Sunday, September 20, 2015

// // 2 comments

Mixing

​   by Reb Gutman Locks   
  

Mixing

A religious Jewish woman asks:

     I practice meditation combining things I've studied and learned from various sources, Jewish and others. Recently I came across an article of yours explaining the reason for holding fingers together in yoga and it was a revelation to me because I had no idea this was connected to avoda zara [idolatry]. I had assumed sitting in this position cross-legged and holding the hands like that was conducive to energy flow and prevented slouching. I have since stopped holding my hands in that position but am wondering if there are other things I may be doing that are forbidden. 

     I would like to know for example if there is any problem on meditating on the chakras, the colors and the functions associated with them, imagining the spinning lotus etc.
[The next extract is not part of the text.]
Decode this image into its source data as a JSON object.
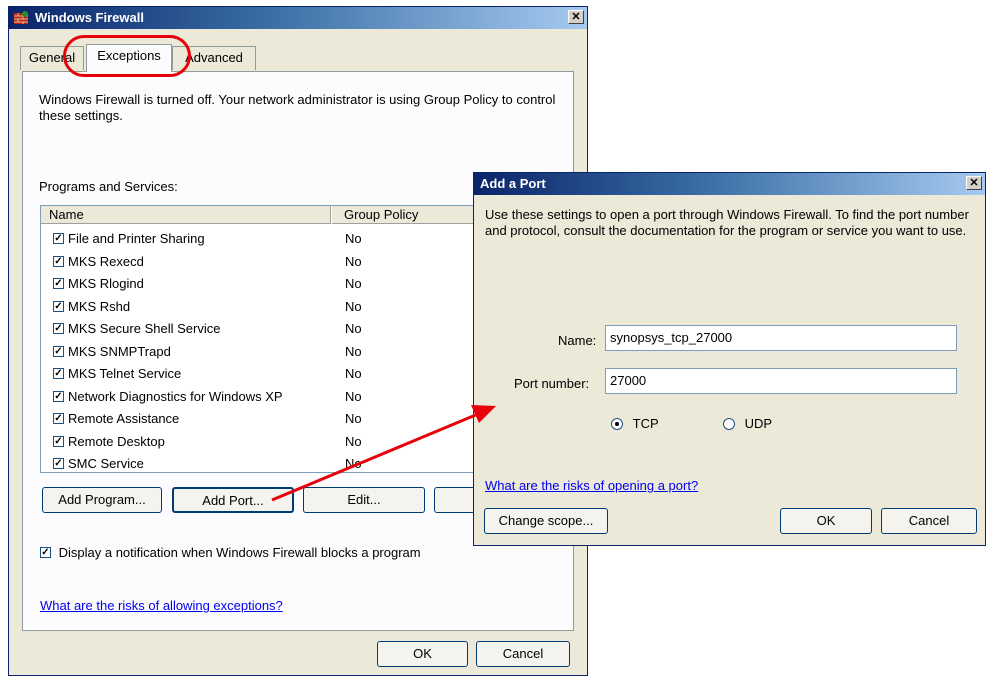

Is using the method of mantra chanting ok if I am using a verse from Torah or a phrase like "I AM" to get into the gap? Is there anything forbidden in doing certain breathing techniques such as the warrior breath? Is it ok to use I Am in affirmations?  The non-Jewish sources have built a whole lot around these words including primordial sound meditation which is also from unholy sources so I'm not referring to any of that just to simple positive affirmations using "I am". 

Gutman's response:

     Almost everything you described in your letters regarding your meditation comes from avodah zara meditation techniques!

     You must stay away from their techniques and their spiritual ideas. You have to use only proper Jewish, or entirely mechanical techniques or you will come to the wrong goals.

     You ask now about one of the main differences between the Torah's spiritual goal and the Hindu idolaters' goal. This should wake you up.

     When they meditate on the "I am" as you mentioned, they are searching for, and referring to the self, i.e. themselves. Their goal is to see that the "I am" that they are is G-d.

     The Torah teaches that Hashem is the universal "I Am" which includes all of the individual "i am"s that we call ourselves. Hashem is all. He is the very life of all so He must be you too, but you are not Him.

     This is the exact technique they use in the East to come to what they call "god-realization." When they "realize" that they are the "I am" they become gurus and their devotees bow down to them. They call this god-realization.

     The "I Am" is all, (including you) but you cannot say that your individual "i am" is the "I Am" and call yourself the "I Am." The Infinite is unlimited so it is also the finite, but the finite is not the Infinite because it is limited.  

     Again, use ONLY Torah sources for your meditation techniques and for your spiritual ideas so you will attain the proper spiritual goal that you seek.

 

2 comments:

Anonymous said...

this is a very important comment and merits more discussion and especially a video specifically about this so it can reach more people

Unknown said...

http://www.amazon.com/Jewish-Meditation-A-Practical-Guide/dp/0805210377

Students of mediation are usually surprised to discover that a >>Jewish mediation tradition exists and that it was an authentic and integral part of mainstream Judaism until the eighteenth century.

Jewish Meditation is a step-by-step introduction to meditation and the Jewish practice of meditation in particular. This practical guide covers such topics as mantra meditation, contemplation, and visualization within a Jewish context. It shows us how to use meditative techniques to enhance prayer using the traditional liturgy—the Amidah and the Shema. Through simple exercises and clear explanations of theory, Rabbi Kaplan gives us the tools to develop our spiritual potential through an authentically Jewish meditative practice.<<

Related Posts with Thumbnails